been thought of uniformly as a single model minority, it is time to recognize
the very large differences that exist between the Chinese, Indians, Filipinos, and other
major Asian groups.
This report summarizes briefly what we know about Americas Asian minorities at the
start of the 21st Century: their origins and growth, their heterogeneity in social
background and economic achievement, and trends in their location within the country.
Growth in the 1990-2000 decade
In the last decade the total Asian population increased from 7.2 million to 12.3 million.
The Asian share of the total population rose from 2.9% to 4.4%, still much smaller than
the countrys African American or Hispanic minorities, but a much more considerable
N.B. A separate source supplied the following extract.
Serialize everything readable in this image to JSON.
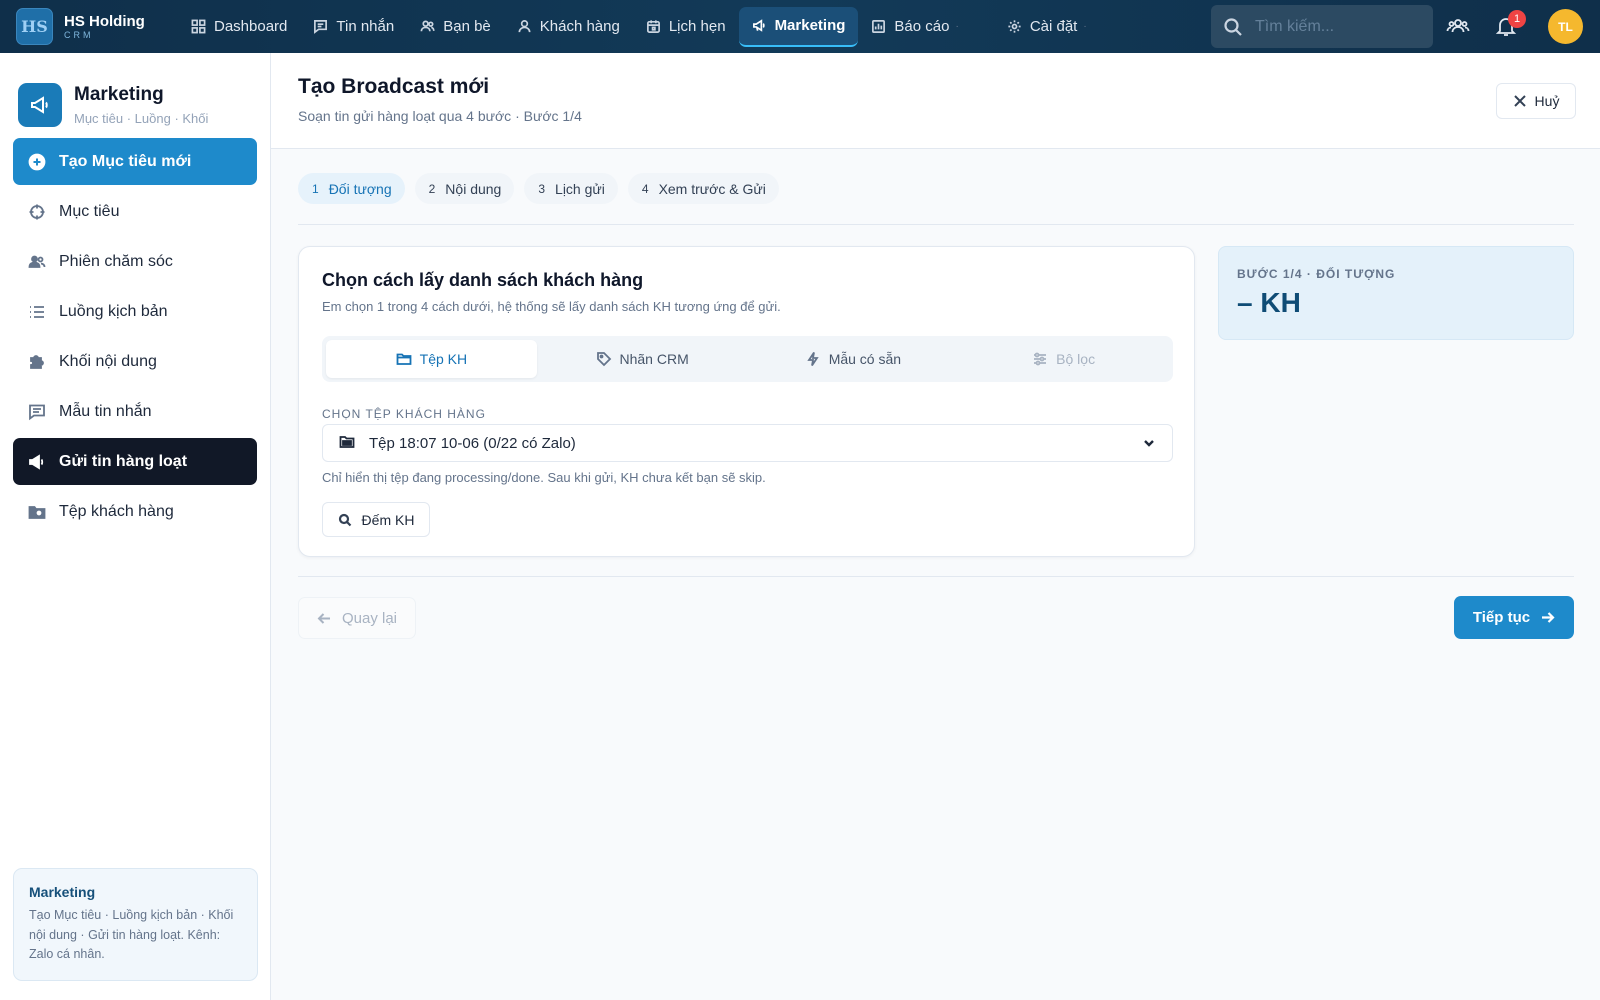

presence today than in the past, and very prominent in some states and metro areas.
Table 1 shows that the Chinese remain the largest single national-origin group, now about
2.7 million and nearly a quarter of the Asian total. They are followed by Filipinos (who
maintained about a 20% share), now 2.4 million. Asian Indians are the fastest growing
group - fifth largest in 1990 but now third, more than doubling in the decade, and
reaching 1.9 million in 2000.
Three other groups have more than a million residents, and each represents about a tenth
of Asians. Of these, the Japanese have the longest history in the country, but their
growth has been modest. The other two are Koreans (up by half) and Vietnamese (who doubled